## Assigned task
Repeat the listing below word for word, minus the pictures.

## Material shown
* * *
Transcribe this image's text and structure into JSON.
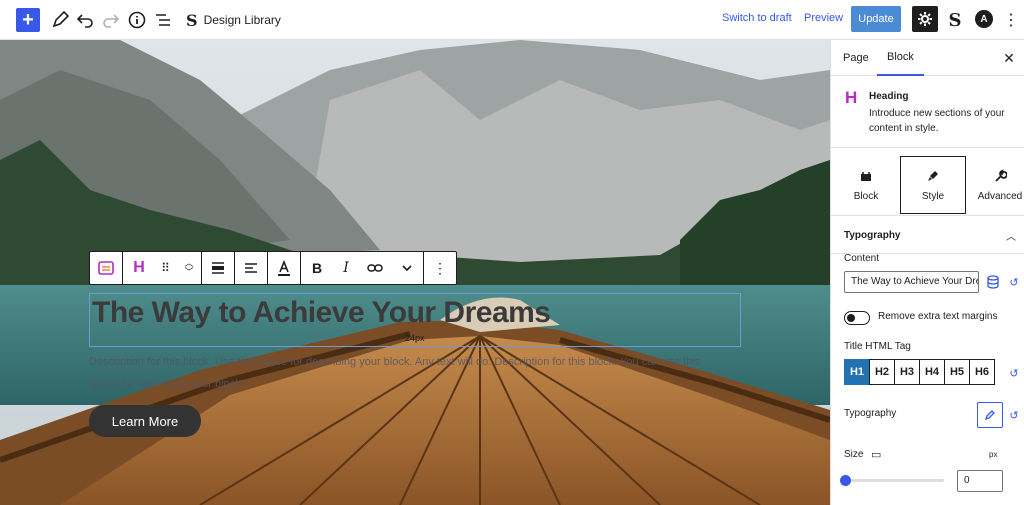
{
  "topbar": {
    "page_title": "Design Library",
    "switch_to_draft": "Switch to draft",
    "preview": "Preview",
    "update": "Update",
    "add_icon": "+",
    "a_logo": "A",
    "brand_logo": "S"
  },
  "canvas": {
    "heading": "The Way to Achieve Your Dreams",
    "size_hint": "24px",
    "description": "Description for this block. Use this space for describing your block. Any text will do. Description for this block. You can use this space for describing your block.",
    "button_label": "Learn More"
  },
  "block_toolbar": {
    "items": [
      "stackable-icon",
      "heading-icon",
      "drag-handle-icon",
      "move-up-down-icon",
      "align-wide-icon",
      "align-left-icon",
      "text-color-icon",
      "bold-icon",
      "italic-icon",
      "link-icon",
      "chevron-down-icon",
      "more-icon"
    ]
  },
  "sidebar": {
    "tabs": [
      "Page",
      "Block"
    ],
    "active_tab": "Block",
    "block_title": "Heading",
    "block_desc": "Introduce new sections of your content in style.",
    "style_tabs": [
      "Block",
      "Style",
      "Advanced"
    ],
    "active_style_tab": "Style",
    "section_title": "Typography",
    "content_label": "Content",
    "content_value": "The Way to Achieve Your Dreams",
    "toggle_label": "Remove extra text margins",
    "html_tag_label": "Title HTML Tag",
    "html_tags": [
      "H1",
      "H2",
      "H3",
      "H4",
      "H5",
      "H6"
    ],
    "active_html_tag": "H1",
    "typography_label": "Typography",
    "size_label": "Size",
    "size_unit": "px",
    "size_value": "0",
    "size_slider_fraction": 0.0
  },
  "colors": {
    "accent": "#3858e9",
    "update_button": "#4b8bd3",
    "active_tag": "#2271b1"
  }
}
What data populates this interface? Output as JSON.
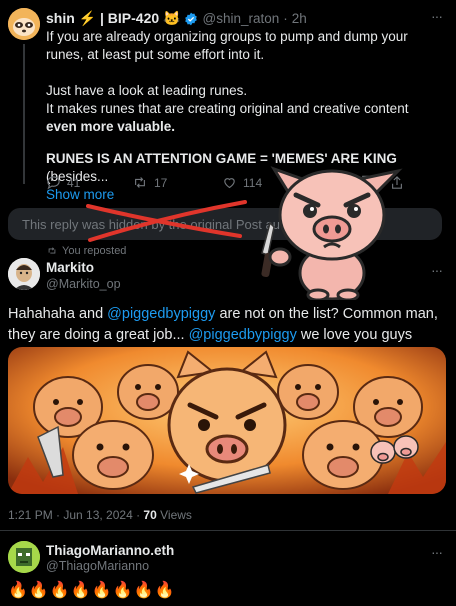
{
  "tweet1": {
    "display_name": "shin ⚡ | BIP-420 🐱",
    "handle": "@shin_raton",
    "separator": "·",
    "age": "2h",
    "more_label": "···",
    "line1": "If you are already organizing groups to pump and dump your runes, at least put some effort into it.",
    "line2": "Just have a look at leading runes.",
    "line3_prefix": "It makes runes that are creating original and creative content ",
    "line3_bold": "even more valuable.",
    "line4_bold": "RUNES IS AN ATTENTION GAME = 'MEMES' ARE KING",
    "line4_suffix": " (besides...",
    "show_more": "Show more",
    "replies": "41",
    "reposts": "17",
    "likes": "114"
  },
  "hidden_notice": {
    "text": "This reply was hidden by the original Post author."
  },
  "tweet2": {
    "reposted_label": "You reposted",
    "display_name": "Markito",
    "handle": "@Markito_op",
    "more_label": "···",
    "text_a": "Hahahaha and ",
    "mention1": "@piggedbypiggy",
    "text_b": " are not on the list? Common man, they are doing a great job... ",
    "mention2": "@piggedbypiggy",
    "text_c": " we love you guys",
    "timestamp": "1:21 PM · Jun 13, 2024 · ",
    "views_count": "70",
    "views_label": " Views"
  },
  "tweet3": {
    "display_name": "ThiagoMarianno.eth",
    "handle": "@ThiagoMarianno",
    "more_label": "···",
    "text": "🔥🔥🔥🔥🔥🔥🔥🔥"
  },
  "colors": {
    "background": "#000000",
    "text": "#e7e9ea",
    "muted": "#71767b",
    "link": "#1d9bf0",
    "verified": "#1d9bf0",
    "cross_out": "#e0352b"
  }
}
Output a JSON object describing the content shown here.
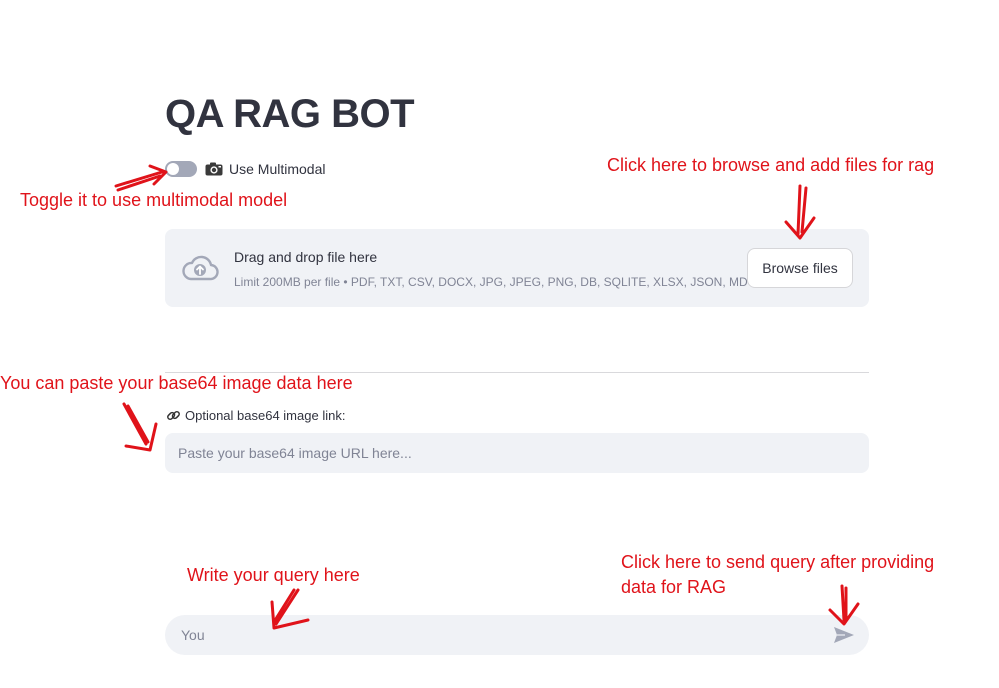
{
  "app": {
    "title": "QA RAG BOT"
  },
  "multimodal_toggle": {
    "label": "Use Multimodal",
    "icon": "camera-icon",
    "checked": false
  },
  "uploader": {
    "icon": "cloud-upload-icon",
    "title": "Drag and drop file here",
    "limit": "Limit 200MB per file • PDF, TXT, CSV, DOCX, JPG, JPEG, PNG, DB, SQLITE, XLSX, JSON, MD",
    "button_label": "Browse files"
  },
  "base64": {
    "icon": "link-icon",
    "label": "Optional base64 image link:",
    "placeholder": "Paste your base64 image URL here...",
    "value": ""
  },
  "chat": {
    "placeholder": "You",
    "value": "",
    "send_icon": "send-icon"
  },
  "annotations": {
    "toggle_hint": "Toggle it to use multimodal model",
    "browse_hint": "Click here to browse and add files for rag",
    "base64_hint": "You can paste your base64 image data here",
    "query_hint": "Write your query here",
    "send_hint_line1": "Click here to send query after providing",
    "send_hint_line2": "data for RAG"
  },
  "colors": {
    "annotation": "#e0131a",
    "panel_bg": "#f0f2f6",
    "text": "#31333f",
    "muted_text": "#808495"
  }
}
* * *
## Solution below
Transcribe this image's text and structure into JSON.
{
  "topbar": {
    "page_title": "Design Library",
    "switch_to_draft": "Switch to draft",
    "preview": "Preview",
    "update": "Update",
    "add_icon": "+",
    "a_logo": "A",
    "brand_logo": "S"
  },
  "canvas": {
    "heading": "The Way to Achieve Your Dreams",
    "size_hint": "24px",
    "description": "Description for this block. Use this space for describing your block. Any text will do. Description for this block. You can use this space for describing your block.",
    "button_label": "Learn More"
  },
  "block_toolbar": {
    "items": [
      "stackable-icon",
      "heading-icon",
      "drag-handle-icon",
      "move-up-down-icon",
      "align-wide-icon",
      "align-left-icon",
      "text-color-icon",
      "bold-icon",
      "italic-icon",
      "link-icon",
      "chevron-down-icon",
      "more-icon"
    ]
  },
  "sidebar": {
    "tabs": [
      "Page",
      "Block"
    ],
    "active_tab": "Block",
    "block_title": "Heading",
    "block_desc": "Introduce new sections of your content in style.",
    "style_tabs": [
      "Block",
      "Style",
      "Advanced"
    ],
    "active_style_tab": "Style",
    "section_title": "Typography",
    "content_label": "Content",
    "content_value": "The Way to Achieve Your Dreams",
    "toggle_label": "Remove extra text margins",
    "html_tag_label": "Title HTML Tag",
    "html_tags": [
      "H1",
      "H2",
      "H3",
      "H4",
      "H5",
      "H6"
    ],
    "active_html_tag": "H1",
    "typography_label": "Typography",
    "size_label": "Size",
    "size_unit": "px",
    "size_value": "0",
    "size_slider_fraction": 0.0
  },
  "colors": {
    "accent": "#3858e9",
    "update_button": "#4b8bd3",
    "active_tag": "#2271b1"
  }
}
What data populates this interface? Output as JSON.
{
  "tweet1": {
    "display_name": "shin ⚡ | BIP-420 🐱",
    "handle": "@shin_raton",
    "separator": "·",
    "age": "2h",
    "more_label": "···",
    "line1": "If you are already organizing groups to pump and dump your runes, at least put some effort into it.",
    "line2": "Just have a look at leading runes.",
    "line3_prefix": "It makes runes that are creating original and creative content ",
    "line3_bold": "even more valuable.",
    "line4_bold": "RUNES IS AN ATTENTION GAME = 'MEMES' ARE KING",
    "line4_suffix": " (besides...",
    "show_more": "Show more",
    "replies": "41",
    "reposts": "17",
    "likes": "114"
  },
  "hidden_notice": {
    "text": "This reply was hidden by the original Post author."
  },
  "tweet2": {
    "reposted_label": "You reposted",
    "display_name": "Markito",
    "handle": "@Markito_op",
    "more_label": "···",
    "text_a": "Hahahaha and ",
    "mention1": "@piggedbypiggy",
    "text_b": " are not on the list? Common man, they are doing a great job... ",
    "mention2": "@piggedbypiggy",
    "text_c": " we love you guys",
    "timestamp": "1:21 PM · Jun 13, 2024 · ",
    "views_count": "70",
    "views_label": " Views"
  },
  "tweet3": {
    "display_name": "ThiagoMarianno.eth",
    "handle": "@ThiagoMarianno",
    "more_label": "···",
    "text": "🔥🔥🔥🔥🔥🔥🔥🔥"
  },
  "colors": {
    "background": "#000000",
    "text": "#e7e9ea",
    "muted": "#71767b",
    "link": "#1d9bf0",
    "verified": "#1d9bf0",
    "cross_out": "#e0352b"
  }
}
Output a JSON object describing the content shown here.
{
  "app": {
    "title": "QA RAG BOT"
  },
  "multimodal_toggle": {
    "label": "Use Multimodal",
    "icon": "camera-icon",
    "checked": false
  },
  "uploader": {
    "icon": "cloud-upload-icon",
    "title": "Drag and drop file here",
    "limit": "Limit 200MB per file • PDF, TXT, CSV, DOCX, JPG, JPEG, PNG, DB, SQLITE, XLSX, JSON, MD",
    "button_label": "Browse files"
  },
  "base64": {
    "icon": "link-icon",
    "label": "Optional base64 image link:",
    "placeholder": "Paste your base64 image URL here...",
    "value": ""
  },
  "chat": {
    "placeholder": "You",
    "value": "",
    "send_icon": "send-icon"
  },
  "annotations": {
    "toggle_hint": "Toggle it to use multimodal model",
    "browse_hint": "Click here to browse and add files for rag",
    "base64_hint": "You can paste your base64 image data here",
    "query_hint": "Write your query here",
    "send_hint_line1": "Click here to send query after providing",
    "send_hint_line2": "data for RAG"
  },
  "colors": {
    "annotation": "#e0131a",
    "panel_bg": "#f0f2f6",
    "text": "#31333f",
    "muted_text": "#808495"
  }
}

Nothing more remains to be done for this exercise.